(RECORDS PROVIDED)

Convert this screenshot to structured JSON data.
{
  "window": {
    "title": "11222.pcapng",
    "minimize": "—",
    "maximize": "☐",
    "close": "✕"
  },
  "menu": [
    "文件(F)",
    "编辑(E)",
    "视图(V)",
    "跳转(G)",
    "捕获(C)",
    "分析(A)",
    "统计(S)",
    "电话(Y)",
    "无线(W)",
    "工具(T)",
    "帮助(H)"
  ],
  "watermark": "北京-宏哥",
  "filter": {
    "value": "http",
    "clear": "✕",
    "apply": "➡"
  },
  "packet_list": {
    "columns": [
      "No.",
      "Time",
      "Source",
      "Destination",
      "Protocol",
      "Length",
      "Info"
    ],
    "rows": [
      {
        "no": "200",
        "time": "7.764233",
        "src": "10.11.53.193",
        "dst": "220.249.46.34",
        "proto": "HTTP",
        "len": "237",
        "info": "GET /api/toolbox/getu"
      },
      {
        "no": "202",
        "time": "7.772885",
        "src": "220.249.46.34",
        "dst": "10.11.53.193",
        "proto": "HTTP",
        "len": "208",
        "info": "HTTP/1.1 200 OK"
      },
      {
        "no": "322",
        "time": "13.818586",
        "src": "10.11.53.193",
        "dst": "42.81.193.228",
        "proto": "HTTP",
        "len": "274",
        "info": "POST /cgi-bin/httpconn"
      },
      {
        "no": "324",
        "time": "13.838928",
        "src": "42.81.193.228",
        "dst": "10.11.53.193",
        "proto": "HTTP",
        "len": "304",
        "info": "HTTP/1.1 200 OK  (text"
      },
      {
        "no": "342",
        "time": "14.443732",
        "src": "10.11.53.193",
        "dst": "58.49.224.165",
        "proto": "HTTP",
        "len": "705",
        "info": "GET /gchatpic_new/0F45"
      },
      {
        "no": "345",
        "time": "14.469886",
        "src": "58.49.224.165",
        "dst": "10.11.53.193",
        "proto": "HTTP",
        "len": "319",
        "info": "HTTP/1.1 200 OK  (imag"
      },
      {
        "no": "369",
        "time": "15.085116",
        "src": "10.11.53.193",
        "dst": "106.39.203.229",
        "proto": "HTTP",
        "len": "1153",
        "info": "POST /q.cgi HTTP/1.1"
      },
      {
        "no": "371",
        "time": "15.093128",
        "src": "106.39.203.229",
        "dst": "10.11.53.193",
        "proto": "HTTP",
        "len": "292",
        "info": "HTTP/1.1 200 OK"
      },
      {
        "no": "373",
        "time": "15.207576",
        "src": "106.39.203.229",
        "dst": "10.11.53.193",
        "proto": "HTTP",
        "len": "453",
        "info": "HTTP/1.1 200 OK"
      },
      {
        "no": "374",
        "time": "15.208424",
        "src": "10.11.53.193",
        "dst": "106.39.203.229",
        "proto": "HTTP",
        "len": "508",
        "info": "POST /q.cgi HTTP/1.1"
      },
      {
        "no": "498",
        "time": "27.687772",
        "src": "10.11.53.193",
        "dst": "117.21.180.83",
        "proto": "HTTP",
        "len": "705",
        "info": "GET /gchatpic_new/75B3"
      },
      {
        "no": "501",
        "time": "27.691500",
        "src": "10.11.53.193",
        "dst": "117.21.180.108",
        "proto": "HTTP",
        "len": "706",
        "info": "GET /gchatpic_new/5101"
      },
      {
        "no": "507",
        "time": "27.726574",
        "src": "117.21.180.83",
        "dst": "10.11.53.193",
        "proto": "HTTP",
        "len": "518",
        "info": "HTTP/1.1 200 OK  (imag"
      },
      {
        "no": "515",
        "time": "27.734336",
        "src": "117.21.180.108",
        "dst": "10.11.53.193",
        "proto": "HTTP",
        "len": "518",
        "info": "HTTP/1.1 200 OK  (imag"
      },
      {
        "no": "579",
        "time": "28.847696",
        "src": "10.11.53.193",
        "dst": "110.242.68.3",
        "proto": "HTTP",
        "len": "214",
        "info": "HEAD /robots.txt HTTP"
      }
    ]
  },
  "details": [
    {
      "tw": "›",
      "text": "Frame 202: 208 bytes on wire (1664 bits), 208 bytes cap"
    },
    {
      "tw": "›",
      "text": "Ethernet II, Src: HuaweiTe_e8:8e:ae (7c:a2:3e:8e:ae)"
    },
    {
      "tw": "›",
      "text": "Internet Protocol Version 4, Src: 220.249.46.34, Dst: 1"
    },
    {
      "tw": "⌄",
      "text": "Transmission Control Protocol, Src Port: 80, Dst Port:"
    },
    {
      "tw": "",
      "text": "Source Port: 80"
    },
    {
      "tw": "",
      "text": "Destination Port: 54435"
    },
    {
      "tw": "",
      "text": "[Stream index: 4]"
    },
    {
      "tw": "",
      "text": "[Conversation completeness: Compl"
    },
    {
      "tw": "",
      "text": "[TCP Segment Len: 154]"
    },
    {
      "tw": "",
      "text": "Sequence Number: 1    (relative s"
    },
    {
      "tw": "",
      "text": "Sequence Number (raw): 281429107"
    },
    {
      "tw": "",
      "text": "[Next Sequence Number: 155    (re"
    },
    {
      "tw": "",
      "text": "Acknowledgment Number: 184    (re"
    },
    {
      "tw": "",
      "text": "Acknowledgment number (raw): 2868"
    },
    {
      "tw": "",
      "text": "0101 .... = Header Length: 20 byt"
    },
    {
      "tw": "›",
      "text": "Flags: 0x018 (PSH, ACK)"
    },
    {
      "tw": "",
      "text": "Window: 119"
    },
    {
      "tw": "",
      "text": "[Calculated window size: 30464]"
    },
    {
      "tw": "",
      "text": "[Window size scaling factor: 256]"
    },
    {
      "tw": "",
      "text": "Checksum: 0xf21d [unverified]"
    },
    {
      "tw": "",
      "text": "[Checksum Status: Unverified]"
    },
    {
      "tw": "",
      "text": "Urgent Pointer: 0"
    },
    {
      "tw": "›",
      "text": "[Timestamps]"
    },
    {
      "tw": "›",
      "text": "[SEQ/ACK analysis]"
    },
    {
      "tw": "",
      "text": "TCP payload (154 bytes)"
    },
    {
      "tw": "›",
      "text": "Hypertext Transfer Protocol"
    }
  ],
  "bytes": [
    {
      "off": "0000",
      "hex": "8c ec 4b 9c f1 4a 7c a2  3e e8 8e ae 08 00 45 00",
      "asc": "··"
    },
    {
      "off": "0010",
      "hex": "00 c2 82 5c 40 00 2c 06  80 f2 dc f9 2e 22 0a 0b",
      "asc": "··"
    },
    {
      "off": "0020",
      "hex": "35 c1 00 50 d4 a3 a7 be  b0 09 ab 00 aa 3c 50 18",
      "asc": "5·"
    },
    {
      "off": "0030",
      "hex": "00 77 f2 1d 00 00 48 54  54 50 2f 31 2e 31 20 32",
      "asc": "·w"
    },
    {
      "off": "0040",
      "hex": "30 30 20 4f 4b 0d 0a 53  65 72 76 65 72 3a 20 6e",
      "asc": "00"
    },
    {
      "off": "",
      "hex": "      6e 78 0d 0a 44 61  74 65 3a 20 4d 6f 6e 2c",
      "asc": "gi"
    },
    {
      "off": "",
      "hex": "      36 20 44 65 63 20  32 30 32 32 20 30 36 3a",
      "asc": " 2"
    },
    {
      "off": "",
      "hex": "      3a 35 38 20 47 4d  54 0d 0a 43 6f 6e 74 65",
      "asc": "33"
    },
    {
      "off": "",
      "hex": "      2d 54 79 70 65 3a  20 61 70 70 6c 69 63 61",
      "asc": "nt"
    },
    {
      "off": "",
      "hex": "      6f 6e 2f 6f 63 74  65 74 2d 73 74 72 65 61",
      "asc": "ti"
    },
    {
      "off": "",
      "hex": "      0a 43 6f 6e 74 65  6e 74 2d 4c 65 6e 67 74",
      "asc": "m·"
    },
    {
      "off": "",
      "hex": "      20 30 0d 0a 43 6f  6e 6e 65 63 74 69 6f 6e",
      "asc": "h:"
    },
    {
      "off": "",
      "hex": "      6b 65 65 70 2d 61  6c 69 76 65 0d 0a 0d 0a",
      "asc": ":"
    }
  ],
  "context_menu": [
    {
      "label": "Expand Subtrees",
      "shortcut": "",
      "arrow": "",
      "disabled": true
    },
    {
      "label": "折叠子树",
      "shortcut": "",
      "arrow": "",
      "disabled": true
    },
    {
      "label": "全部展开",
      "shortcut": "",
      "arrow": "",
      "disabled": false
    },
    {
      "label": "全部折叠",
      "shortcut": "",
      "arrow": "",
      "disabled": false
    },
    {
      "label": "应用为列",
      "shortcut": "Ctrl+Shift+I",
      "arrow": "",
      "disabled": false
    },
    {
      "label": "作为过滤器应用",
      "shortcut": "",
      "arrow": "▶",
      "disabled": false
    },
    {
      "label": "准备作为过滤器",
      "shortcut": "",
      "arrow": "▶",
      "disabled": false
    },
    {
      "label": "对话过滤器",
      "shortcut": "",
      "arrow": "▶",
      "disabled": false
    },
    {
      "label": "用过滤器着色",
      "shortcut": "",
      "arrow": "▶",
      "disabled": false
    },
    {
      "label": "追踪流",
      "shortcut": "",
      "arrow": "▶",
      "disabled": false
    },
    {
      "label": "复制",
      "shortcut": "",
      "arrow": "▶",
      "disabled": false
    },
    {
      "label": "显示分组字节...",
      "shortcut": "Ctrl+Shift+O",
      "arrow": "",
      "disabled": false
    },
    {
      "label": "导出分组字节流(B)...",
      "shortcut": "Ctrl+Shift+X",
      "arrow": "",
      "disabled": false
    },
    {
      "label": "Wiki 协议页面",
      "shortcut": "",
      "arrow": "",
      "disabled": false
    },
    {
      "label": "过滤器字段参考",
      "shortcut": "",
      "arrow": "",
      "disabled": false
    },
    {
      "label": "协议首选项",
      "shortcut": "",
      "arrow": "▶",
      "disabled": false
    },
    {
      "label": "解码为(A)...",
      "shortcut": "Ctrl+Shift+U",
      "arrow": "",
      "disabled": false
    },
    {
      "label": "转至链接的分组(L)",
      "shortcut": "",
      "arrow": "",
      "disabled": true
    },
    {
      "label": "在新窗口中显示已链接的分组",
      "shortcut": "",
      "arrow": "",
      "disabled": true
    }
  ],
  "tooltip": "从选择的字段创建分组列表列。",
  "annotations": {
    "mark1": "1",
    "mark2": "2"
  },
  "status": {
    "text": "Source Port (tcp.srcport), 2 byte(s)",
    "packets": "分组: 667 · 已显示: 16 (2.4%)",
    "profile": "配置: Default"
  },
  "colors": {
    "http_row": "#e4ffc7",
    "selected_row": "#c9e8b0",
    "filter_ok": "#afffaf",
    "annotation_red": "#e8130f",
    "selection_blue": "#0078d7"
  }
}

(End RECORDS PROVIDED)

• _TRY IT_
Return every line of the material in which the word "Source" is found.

• _RESPONSE FOR THIS EXERCISE_
      "Source",
      "text": "Source Port: 80"
    "text": "Source Port (tcp.srcport), 2 byte(s)",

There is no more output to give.